Objectives/Learning Outcomes/Capability Development

 

By the end of this course you will be able to:

  • Critically evaluate a range of research approaches and techniques and be able to create a convincing written rationale for utilising one or more of them in your research
  • Craft research questions pertinent to your chosen field of study, based on a sound but developing knowledge of the relevant literature and debates
  • Design a research project of appropriate scope for a higher degree by research candidature period
  • Write a literature review which contributes to relevant debates in your field, supports your research project and states clearly the project’s contribution to knowledge.

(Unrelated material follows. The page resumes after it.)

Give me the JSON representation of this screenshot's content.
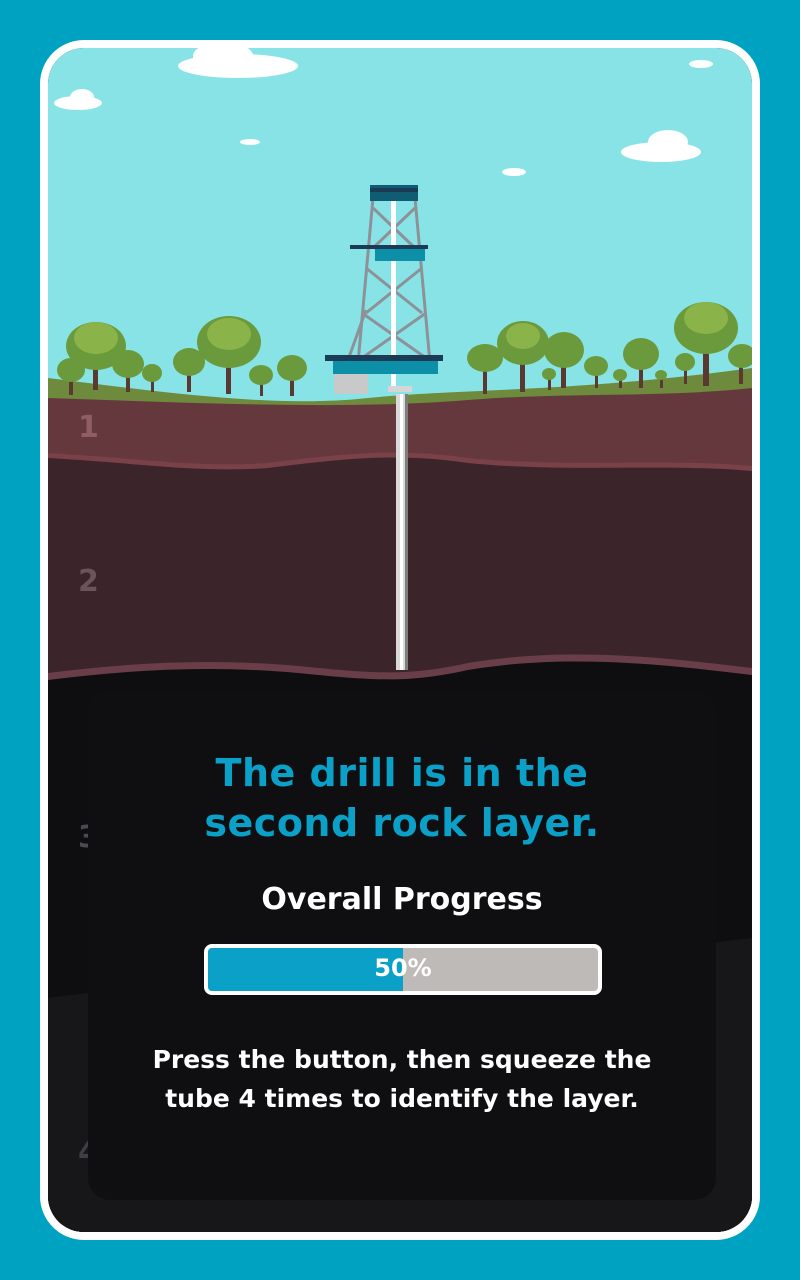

The course is designed to further develop your:

  • Intellectual skills in designing, reflecting on, critiquing, theorising and communicating research as it is practised in your particular discipline area
  • Technical and creative skills in presenting information in a manner consistent with publication and presentation in the relevant discipline
  • Communication skills to explain and critique theoretical propositions, methodologies and conclusions in your own work and that of others. 


 

At the completion of the course you will have debated, refined and learnt to present and defend a detailed and feasible research proposal appropriate for the field of investigation. In order to achieve this, you will be able to:

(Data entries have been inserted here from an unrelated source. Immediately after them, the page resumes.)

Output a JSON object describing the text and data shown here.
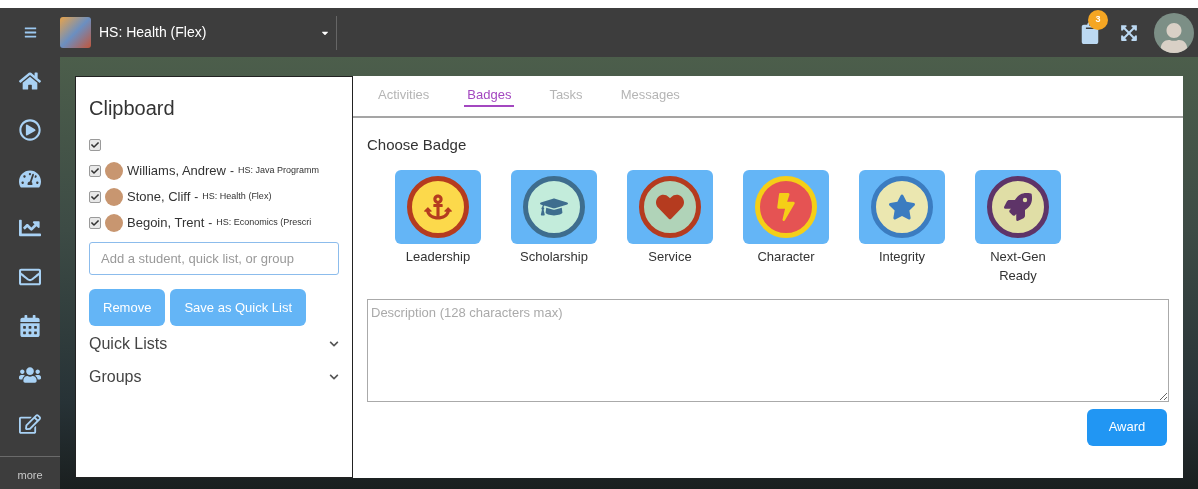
{
  "topbar": {
    "course": "HS: Health (Flex)",
    "notification_count": "3"
  },
  "sidebar": {
    "items": [
      {
        "kind": "home"
      },
      {
        "kind": "play"
      },
      {
        "kind": "gauge"
      },
      {
        "kind": "chart"
      },
      {
        "kind": "mail"
      },
      {
        "kind": "calendar"
      },
      {
        "kind": "people"
      },
      {
        "kind": "edit"
      }
    ],
    "more": "more"
  },
  "clipboard": {
    "title": "Clipboard",
    "select_all": {
      "checked": true
    },
    "students": [
      {
        "name": "Williams, Andrew",
        "separator": "-",
        "course": "HS: Java Programm",
        "checked": true
      },
      {
        "name": "Stone, Cliff",
        "separator": "-",
        "course": "HS: Health (Flex)",
        "checked": true
      },
      {
        "name": "Begoin, Trent",
        "separator": "-",
        "course": "HS: Economics (Prescri",
        "checked": true
      }
    ],
    "search": {
      "placeholder": "Add a student, quick list, or group"
    },
    "buttons": [
      "Remove",
      "Save as Quick List"
    ],
    "sections": [
      {
        "label": "Quick Lists",
        "expanded": false
      },
      {
        "label": "Groups",
        "expanded": false
      }
    ]
  },
  "tabs": [
    {
      "label": "Activities",
      "selected": false
    },
    {
      "label": "Badges",
      "selected": true
    },
    {
      "label": "Tasks",
      "selected": false
    },
    {
      "label": "Messages",
      "selected": false
    }
  ],
  "badge_panel": {
    "title": "Choose Badge",
    "badges": [
      {
        "label": "Leadership",
        "kind": "anchor"
      },
      {
        "label": "Scholarship",
        "kind": "cap"
      },
      {
        "label": "Service",
        "kind": "heart"
      },
      {
        "label": "Character",
        "kind": "bolt"
      },
      {
        "label": "Integrity",
        "kind": "star"
      },
      {
        "label": "Next-Gen Ready",
        "kind": "rocket"
      }
    ],
    "description": {
      "placeholder": "Description (128 characters max)"
    },
    "award_button": "Award"
  }
}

  • Specify a feasible research topic
  • Identify an appropriate way of researching it
  • Demonstrate an in-depth understanding of two or more specific methodologies or approaches relevant to your research, and incorporate them into your research proposal
  • Reflect on the nature of your chosen project in a theoretically informed manner, situating it on a broad map of research and practice in the relevant discipline
  • Demonstrate an awareness of ethical issues relevant to research in your general areas of interest and, where appropriate, include such considerations in your proposal and draft ethics application form
  • Apply general analytic skills in evaluating research design and practice.

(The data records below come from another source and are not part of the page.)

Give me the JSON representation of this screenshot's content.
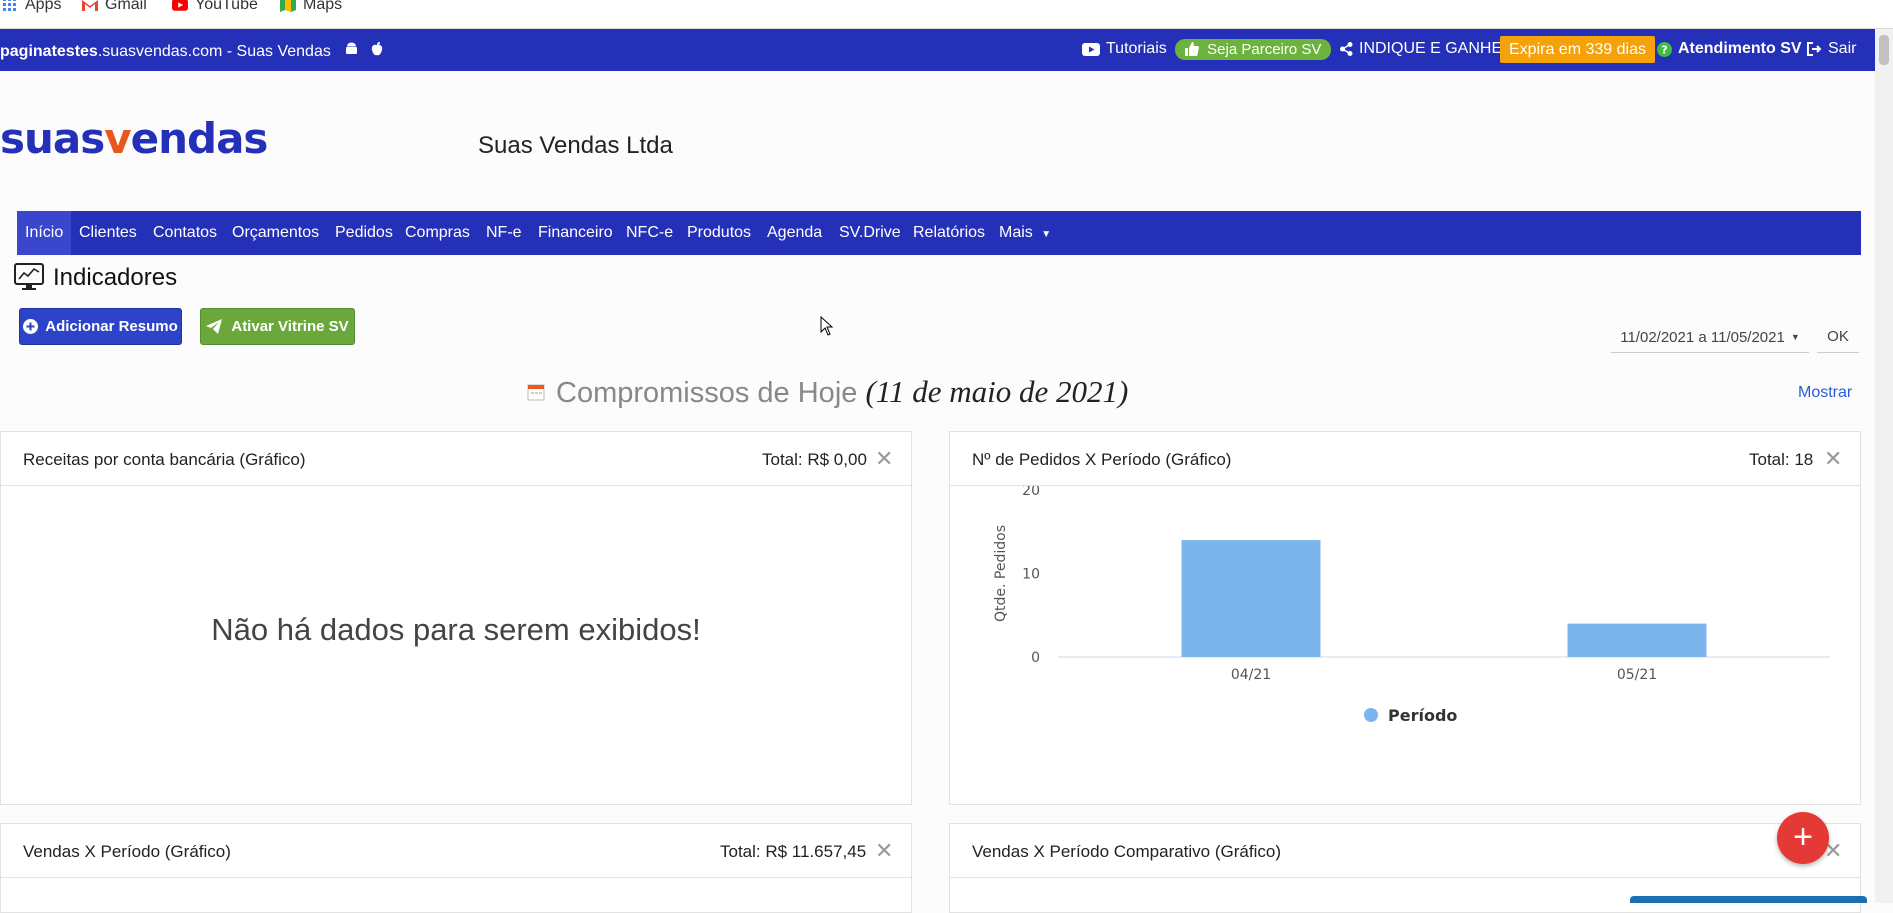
{
  "bookmarks": [
    {
      "label": "Apps",
      "icon": "apps-grid-icon"
    },
    {
      "label": "Gmail",
      "icon": "gmail-icon"
    },
    {
      "label": "YouTube",
      "icon": "youtube-icon"
    },
    {
      "label": "Maps",
      "icon": "maps-icon"
    }
  ],
  "topbar": {
    "site_bold": "paginatestes",
    "site_rest": ".suasvendas.com - Suas Vendas",
    "tutoriais": "Tutoriais",
    "parceiro": "Seja Parceiro SV",
    "indique": "INDIQUE E GANHE",
    "expira": "Expira em 339 dias",
    "atendimento": "Atendimento SV",
    "sair": "Sair"
  },
  "header": {
    "logo_part1": "suas",
    "logo_part2": "v",
    "logo_part3": "endas",
    "company": "Suas Vendas Ltda"
  },
  "nav": [
    "Início",
    "Clientes",
    "Contatos",
    "Orçamentos",
    "Pedidos",
    "Compras",
    "NF-e",
    "Financeiro",
    "NFC-e",
    "Produtos",
    "Agenda",
    "SV.Drive",
    "Relatórios",
    "Mais"
  ],
  "page": {
    "title": "Indicadores",
    "add_resumo": "Adicionar Resumo",
    "ativar_vitrine": "Ativar Vitrine SV",
    "date_range": "11/02/2021 a 11/05/2021",
    "ok": "OK",
    "compromissos_label": "Compromissos de Hoje",
    "compromissos_date": "(11 de maio de 2021)",
    "mostrar": "Mostrar"
  },
  "cards": {
    "receitas": {
      "title": "Receitas por conta bancária (Gráfico)",
      "total": "Total: R$ 0,00",
      "empty": "Não há dados para serem exibidos!"
    },
    "pedidos": {
      "title": "Nº de Pedidos X Período (Gráfico)",
      "total": "Total: 18"
    },
    "vendas": {
      "title": "Vendas X Período (Gráfico)",
      "total": "Total: R$ 11.657,45"
    },
    "vendas_comp": {
      "title": "Vendas X Período Comparativo (Gráfico)"
    }
  },
  "chart_data": {
    "type": "bar",
    "categories": [
      "04/21",
      "05/21"
    ],
    "series": [
      {
        "name": "Período",
        "values": [
          14,
          4
        ]
      }
    ],
    "ylabel": "Qtde. Pedidos",
    "yticks": [
      "0",
      "10",
      "20"
    ],
    "ylim": [
      0,
      20
    ],
    "color": "#7cb5ec"
  },
  "colors": {
    "brand": "#2530b8",
    "accent": "#e8571d",
    "success": "#6aa83b",
    "warning": "#f5a10a",
    "danger": "#e53935"
  }
}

Overview of Learning Activities

This course is offered both on campus and online and students are enrolled in one mode or the other.

The on campus offering involves face-to-face weekly seminars and online communities of practice which will be supplemented by a series of lectures, discussion forums, online resources, and links to SGR and library skill-based workshops and RMIT services.

In the online offering of the course you will be engaged in learning that involves a range of activities online via recorded lectures and online discussion boards that support the development of your research proposal.


Overview of Learning Resources

RMIT will provide you with resources and tools for learning in this course through our online systems. The core resources for the course are a study guide and a reader.


Overview of Assessment

You will be assessed on how well you meet the course’s learning outcomes and on your development against the program learning outcomes.

This course involves three assessment tasks. The final and major task is a draft research proposal suitable for confirmation of candidature in the appropriate discipline, degree and School. The first two smaller assessment tasks involve draft components of the research proposal.

  • If you have a long term medical condition and/or disability it may be possible to negotiate to vary aspects of the learning or assessment methods. You can contact the program coordinator or the Disability Liaison Unit if you would like to find out more.
  • A student charter http://www.rmit.edu.au/about/studentcharter summarises your responsibilities as an RMIT student as well as those of your teachers.
  • Your course assessment conforms to RMIT assessment principles, regulations, policies, procedures and instructions which are available for review online: http://www.rmit.edu.au/policies/academic#assessment